Study Suggests Community Gardening May Produce Health Benefits

There are many benefits to community gardens. From greening urban ecosystems, to offering education and cultural opportunities, community gardens provide a venue for people to come together and stimulate social interaction. For individuals, these gardens also provide a venue for exercise, food production, and improved diets. These potential benefits have lead to a new study that reveals those who participate in community gardening have a significantly lower body mass index and have lower odds of being overweight or obese compared to their non-gardening neighbors.

Shooting Asteroids

Asteroids is a video arcade game. The object of the game is to shoot and destroy asteroids and saucers while not colliding with either. Real asteroids are minor planets (small Solar System bodies and dwarf planets) that are not comets, especially those of the inner Solar System. They have also been called planetoids, especially the larger ones. Shyam Bhaskaran of NASA is working a lot with asteroids these days. And also like many of his colleagues, the deep space navigator devotes a great deal of time to crafting, and contemplating, computer-generated 3-D models of these intriguing nomads of the solar system. But while many of his coworkers are calculating asteroids' past, present and future locations in the cosmos, zapping them with the world's most massive radar dishes, or considering how to rendezvous and perhaps even gently nudge an asteroid into lunar orbit, Bhaskaran thinks about how to collide with one.

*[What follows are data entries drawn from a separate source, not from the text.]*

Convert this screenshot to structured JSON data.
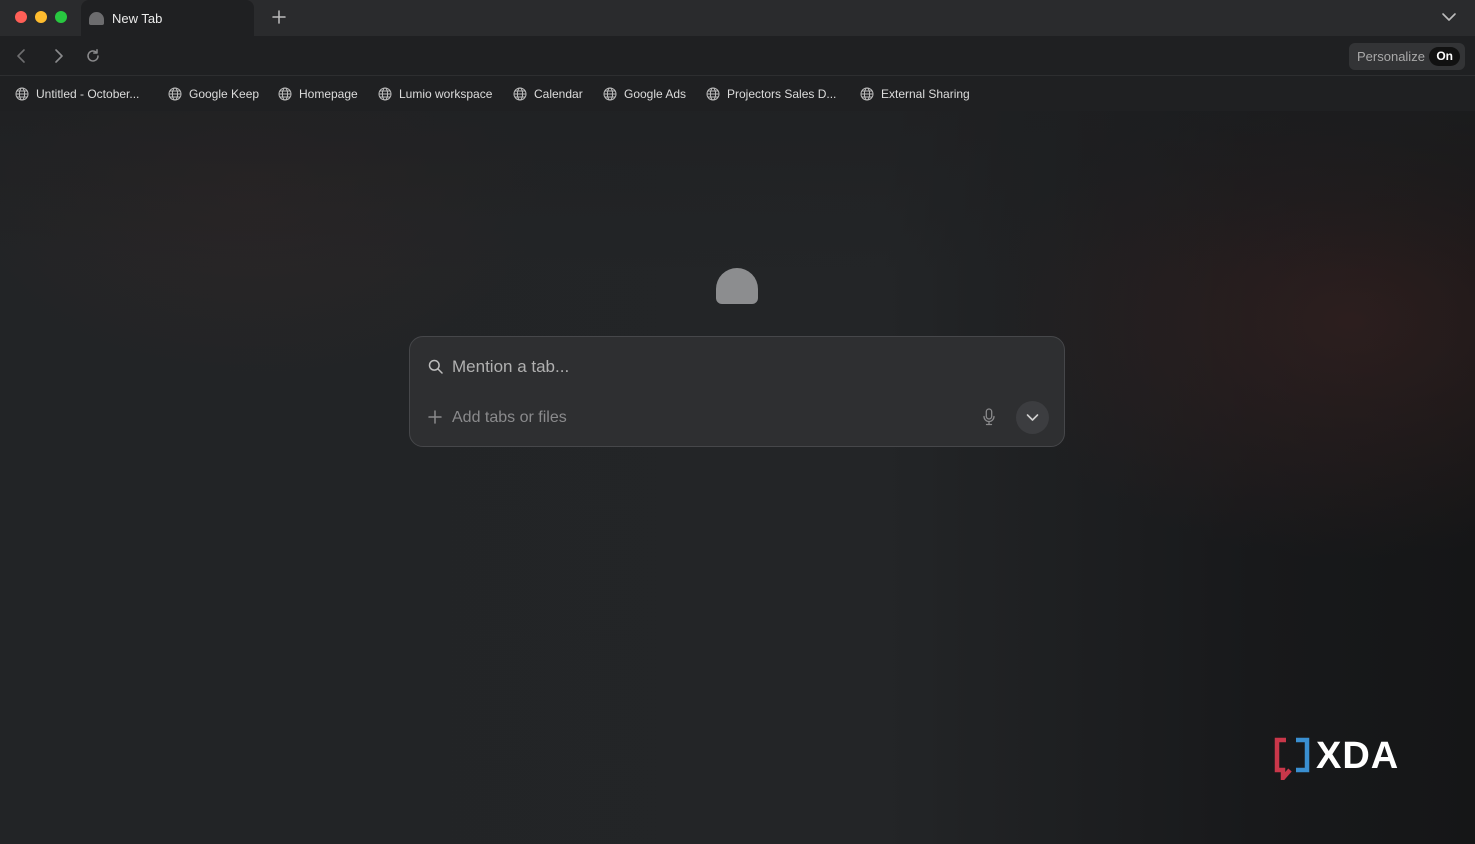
{
  "window": {
    "traffic_lights": [
      "close",
      "minimize",
      "maximize"
    ],
    "colors": {
      "close": "#ff5f57",
      "minimize": "#febc2e",
      "maximize": "#28c840"
    }
  },
  "tabs": [
    {
      "title": "New Tab",
      "active": true,
      "icon": "app-favicon"
    }
  ],
  "toolbar": {
    "back_icon": "chevron-left-icon",
    "forward_icon": "chevron-right-icon",
    "reload_icon": "reload-icon",
    "personalize_label": "Personalize",
    "personalize_state": "On"
  },
  "bookmarks": [
    {
      "label": "Untitled - October...",
      "icon": "globe-icon"
    },
    {
      "label": "Google Keep",
      "icon": "globe-icon"
    },
    {
      "label": "Homepage",
      "icon": "globe-icon"
    },
    {
      "label": "Lumio workspace",
      "icon": "globe-icon"
    },
    {
      "label": "Calendar",
      "icon": "globe-icon"
    },
    {
      "label": "Google Ads",
      "icon": "globe-icon"
    },
    {
      "label": "Projectors Sales D...",
      "icon": "globe-icon"
    },
    {
      "label": "External Sharing",
      "icon": "globe-icon"
    }
  ],
  "composer": {
    "placeholder": "Mention a tab...",
    "value": "",
    "add_label": "Add tabs or files",
    "mic_icon": "microphone-icon",
    "expand_icon": "chevron-down-icon"
  },
  "watermark": {
    "text": "XDA",
    "colors": {
      "red": "#c9374a",
      "blue": "#3a8fd1"
    }
  }
}
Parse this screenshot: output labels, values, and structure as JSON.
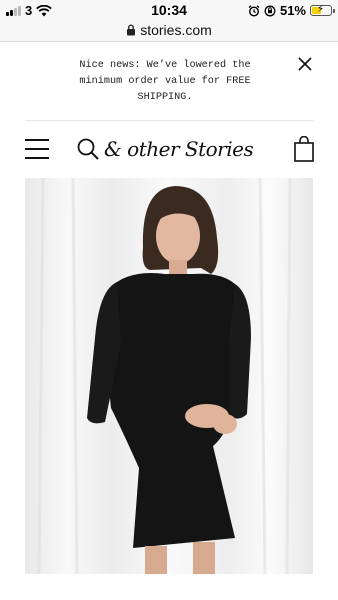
{
  "status_bar": {
    "carrier": "3",
    "time": "10:34",
    "battery_percent": "51%",
    "battery_level": 0.51,
    "icons": [
      "signal-icon",
      "wifi-icon",
      "alarm-icon",
      "orientation-lock-icon",
      "battery-charging-icon"
    ]
  },
  "browser": {
    "url": "stories.com"
  },
  "notice": {
    "text": "Nice news: We’ve lowered the minimum order value for FREE SHIPPING."
  },
  "header": {
    "logo_text": "& other Stories",
    "icons": [
      "menu-icon",
      "search-icon",
      "shopping-bag-icon"
    ]
  },
  "colors": {
    "accent_battery": "#f5d000",
    "text": "#111111",
    "background": "#ffffff"
  }
}
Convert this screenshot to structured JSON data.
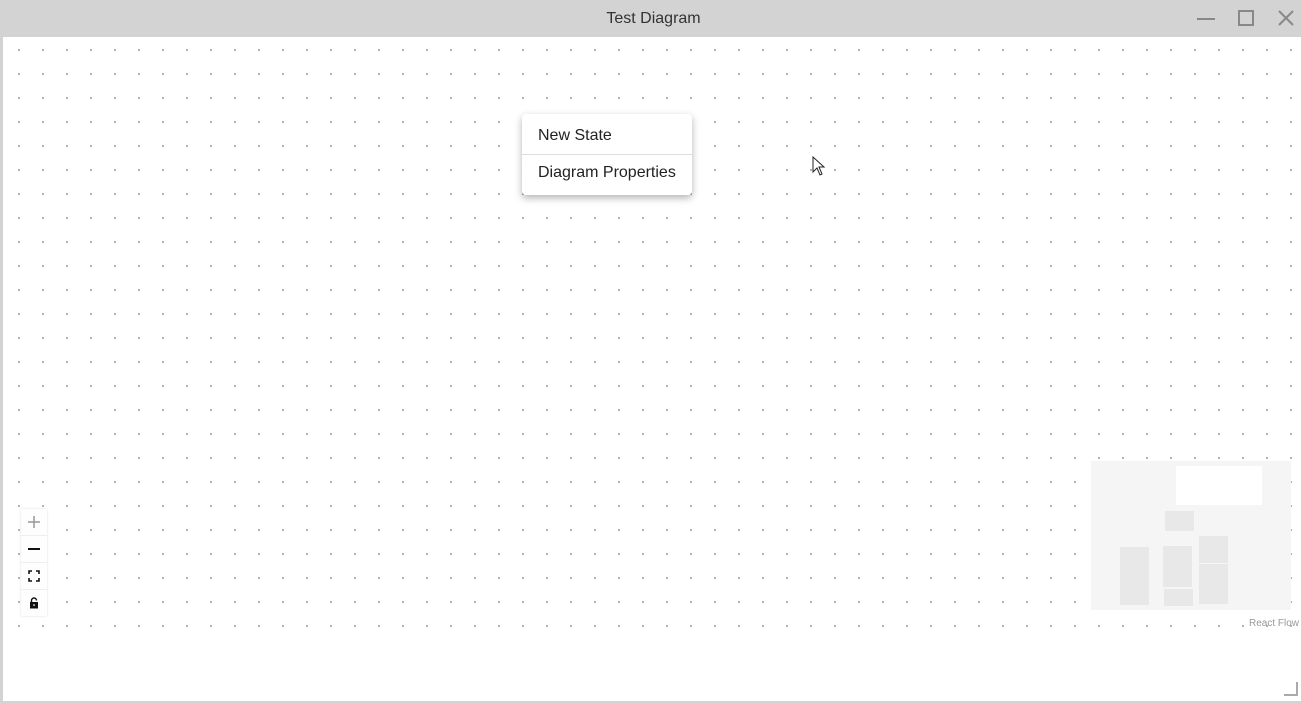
{
  "window": {
    "title": "Test Diagram"
  },
  "context_menu": {
    "items": [
      {
        "label": "New State"
      },
      {
        "label": "Diagram Properties"
      }
    ]
  },
  "controls": {
    "icons": [
      "plus-icon",
      "minus-icon",
      "fit-view-icon",
      "lock-icon"
    ]
  },
  "attribution": "React Flow"
}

Wildlife Sanctuaries Along Coasts and Sea Level Rise

A new report on the potential effects of climate change on NOAA's Olympic Coast National Marine Sanctuary uses existing observations and science-based expectations to identify how climate change could affect habitats, plants and animals within the sanctuary and adjacent coastal areas. It also outlines new management recommendations for the sanctuary, and sanctuary officials called it the first step toward addressing them. They also said the report issued by the sanctuary, Climate Change and the Olympic Coast National Marine Sanctuary: Interpreting Potential Futures, will provide a foundation of information and identify key issues facing the sanctuary.

Aerosols Confirmed Rising Over India

While satellite data has shown aerosols — tiny polluting particles in the air — to be rising over India, a new study based on primary data gathered from measuring instruments installed in a network of stations confirms the trend. The study, by a team from the Vikram Sarabhai Space Centre, Thiruvananthapuram, and Indian Institute of Science (IISc), Bangalore, published online in Geophysical Research Letters last month (14 March), is based on the principle that aerosols absorb the sun's rays as they reach the earth's surface.

Cigarette Butts Litter Waterways, Create Toxic Aquatic Ecosystems

What would you say is the most littered item on US roadways? I think of two things: gum and cigarette butts. But let's focus on cigarettes for now. Cigarette filters are made from cellulose acetate, a plastic which is technically biodegradable. However, cigarette butts only degrade under conditions described by researchers as "severe biological circumstances," such as when filters end up in sewage. Even under optimal conditions, it can take at least 9 months for a butt to degrade.

Aerosols confirmed rising over India

While satellite data has shown aerosols — tiny polluting particles in the air — to be rising over India, a new study based on primary data gathered from measuring instruments installed in a network of stations confirms the trend. The study, by a team from the Vikram Sarabhai Space Centre, Thiruvananthapuram, and Indian Institute of Science (IISc), Bangalore, published online in Geophysical Research Letters last month (14 March), is based on the principle that aerosols absorb the sun's rays as they reach the earth's surface.